(DATA FOR ANALYSIS)

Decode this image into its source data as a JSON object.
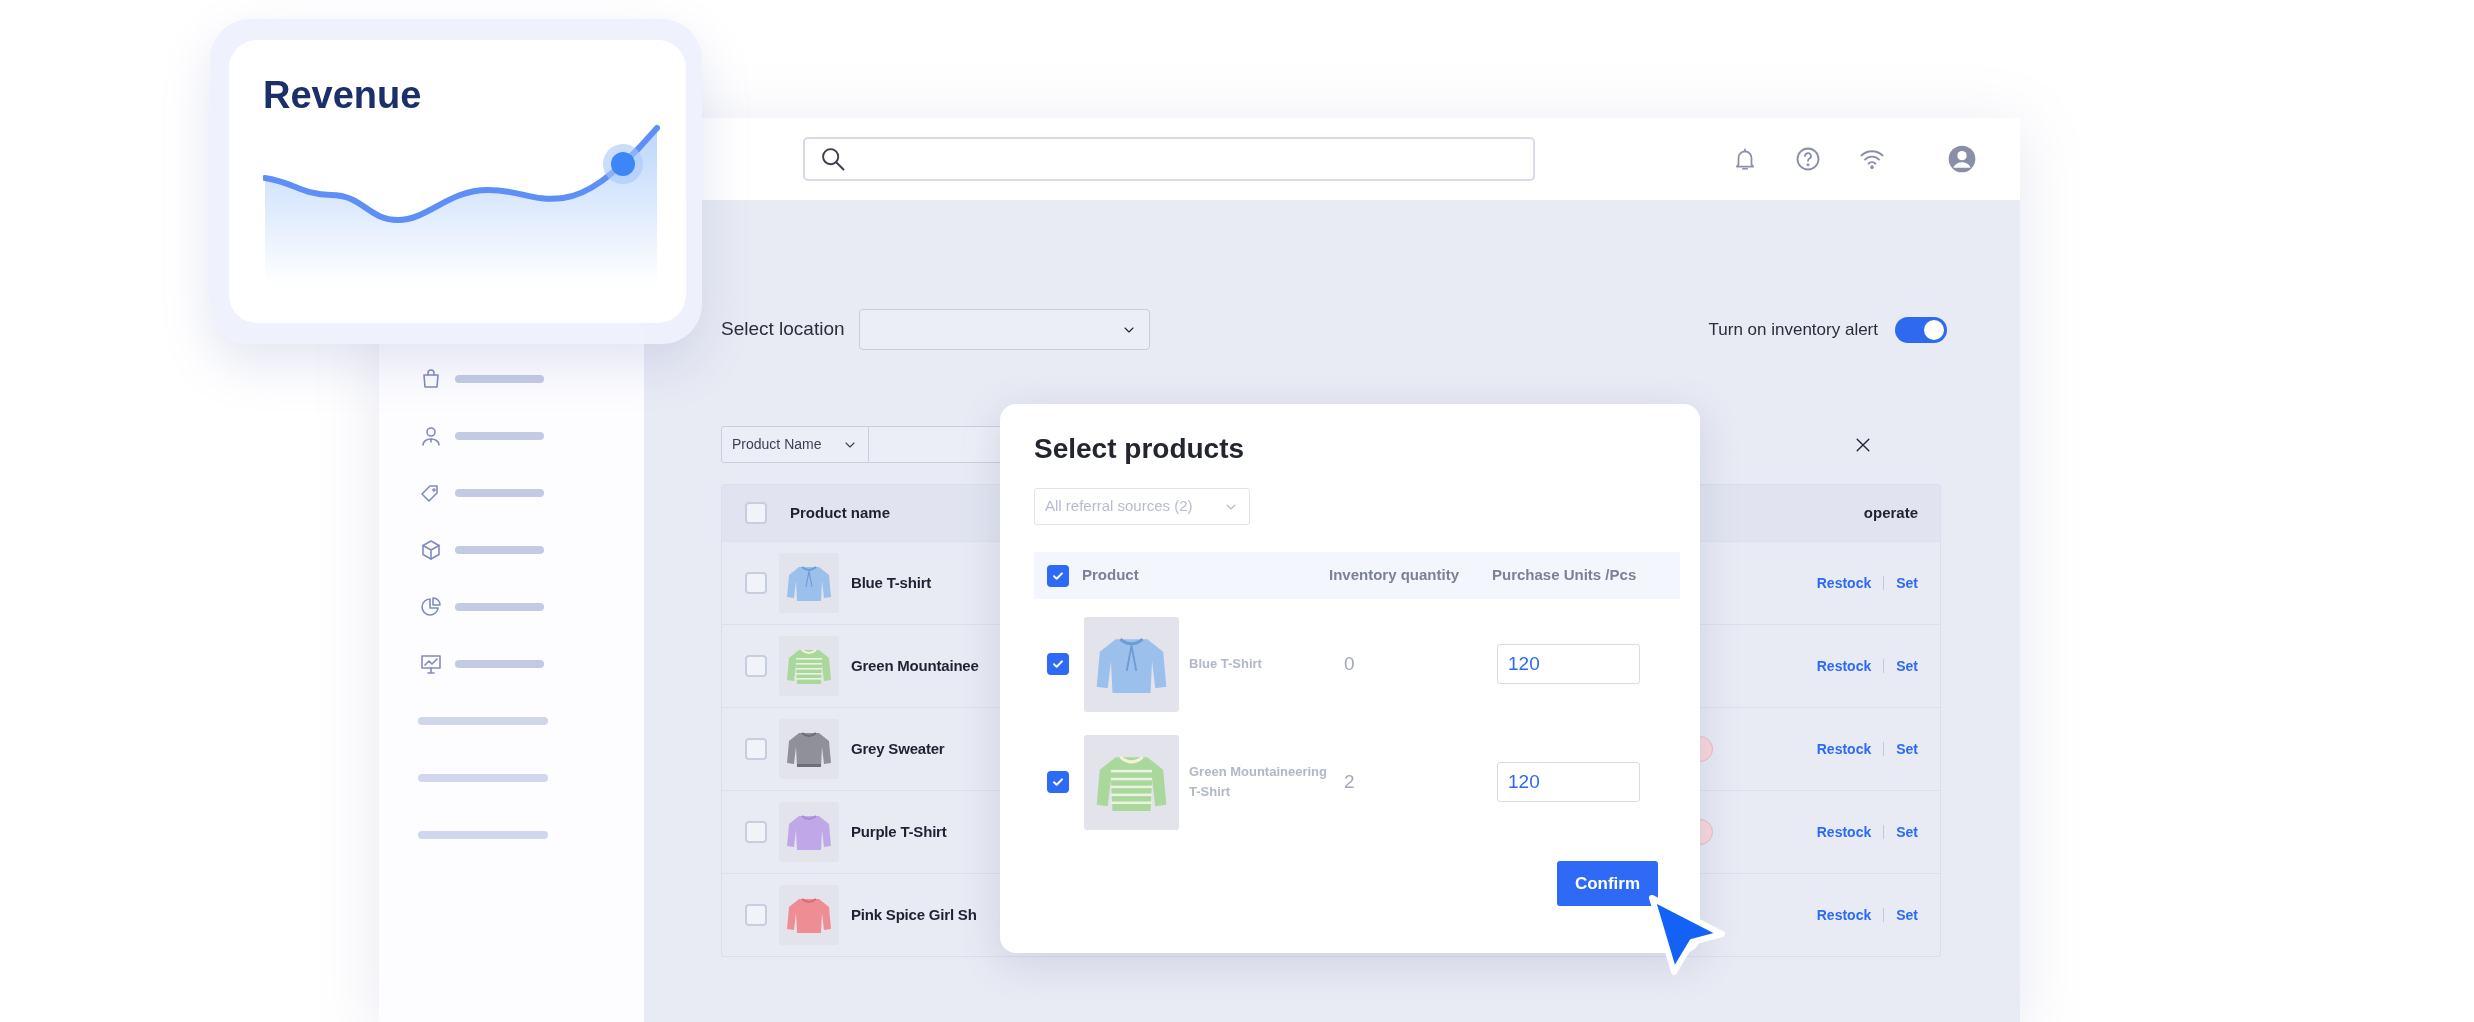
{
  "revenue_card": {
    "title": "Revenue"
  },
  "sidebar": {
    "items": [
      {
        "kind": "icon"
      },
      {
        "kind": "icon"
      },
      {
        "kind": "icon"
      },
      {
        "kind": "icon"
      },
      {
        "kind": "icon"
      },
      {
        "kind": "icon"
      },
      {
        "kind": "bar"
      },
      {
        "kind": "bar"
      },
      {
        "kind": "bar"
      }
    ]
  },
  "location": {
    "label": "Select location"
  },
  "inventory_alert": {
    "label": "Turn on inventory alert",
    "on": true
  },
  "filter": {
    "field": "Product Name"
  },
  "table": {
    "all_checked": false,
    "columns": [
      "Product name",
      "operate"
    ],
    "rows": [
      {
        "name": "Blue T-shirt",
        "checked": false,
        "alert": false,
        "actions": [
          "Restock",
          "Set"
        ]
      },
      {
        "name": "Green Mountainee",
        "checked": false,
        "alert": false,
        "actions": [
          "Restock",
          "Set"
        ]
      },
      {
        "name": "Grey Sweater",
        "checked": false,
        "alert": true,
        "actions": [
          "Restock",
          "Set"
        ]
      },
      {
        "name": "Purple T-Shirt",
        "checked": false,
        "alert": true,
        "actions": [
          "Restock",
          "Set"
        ]
      },
      {
        "name": "Pink Spice Girl Sh",
        "checked": false,
        "alert": false,
        "actions": [
          "Restock",
          "Set"
        ]
      }
    ]
  },
  "modal": {
    "title": "Select products",
    "source_filter": "All referral sources (2)",
    "all_checked": true,
    "columns": [
      "Product",
      "Inventory quantity",
      "Purchase Units /Pcs"
    ],
    "rows": [
      {
        "name": "Blue T-Shirt",
        "checked": true,
        "inventory": "0",
        "units": "120"
      },
      {
        "name": "Green Mountaineering T-Shirt",
        "checked": true,
        "inventory": "2",
        "units": "120"
      }
    ],
    "confirm": "Confirm"
  }
}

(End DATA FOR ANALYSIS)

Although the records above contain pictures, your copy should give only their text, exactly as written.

§ SOLUTION TO THIS TASK:
Decode this image into its source data as a JSON object.
{
  "revenue_card": {
    "title": "Revenue"
  },
  "sidebar": {
    "items": [
      {
        "kind": "icon"
      },
      {
        "kind": "icon"
      },
      {
        "kind": "icon"
      },
      {
        "kind": "icon"
      },
      {
        "kind": "icon"
      },
      {
        "kind": "icon"
      },
      {
        "kind": "bar"
      },
      {
        "kind": "bar"
      },
      {
        "kind": "bar"
      }
    ]
  },
  "location": {
    "label": "Select location"
  },
  "inventory_alert": {
    "label": "Turn on inventory alert",
    "on": true
  },
  "filter": {
    "field": "Product Name"
  },
  "table": {
    "all_checked": false,
    "columns": [
      "Product name",
      "operate"
    ],
    "rows": [
      {
        "name": "Blue T-shirt",
        "checked": false,
        "alert": false,
        "actions": [
          "Restock",
          "Set"
        ]
      },
      {
        "name": "Green Mountainee",
        "checked": false,
        "alert": false,
        "actions": [
          "Restock",
          "Set"
        ]
      },
      {
        "name": "Grey Sweater",
        "checked": false,
        "alert": true,
        "actions": [
          "Restock",
          "Set"
        ]
      },
      {
        "name": "Purple T-Shirt",
        "checked": false,
        "alert": true,
        "actions": [
          "Restock",
          "Set"
        ]
      },
      {
        "name": "Pink Spice Girl Sh",
        "checked": false,
        "alert": false,
        "actions": [
          "Restock",
          "Set"
        ]
      }
    ]
  },
  "modal": {
    "title": "Select products",
    "source_filter": "All referral sources (2)",
    "all_checked": true,
    "columns": [
      "Product",
      "Inventory quantity",
      "Purchase Units /Pcs"
    ],
    "rows": [
      {
        "name": "Blue T-Shirt",
        "checked": true,
        "inventory": "0",
        "units": "120"
      },
      {
        "name": "Green Mountaineering T-Shirt",
        "checked": true,
        "inventory": "2",
        "units": "120"
      }
    ],
    "confirm": "Confirm"
  }
}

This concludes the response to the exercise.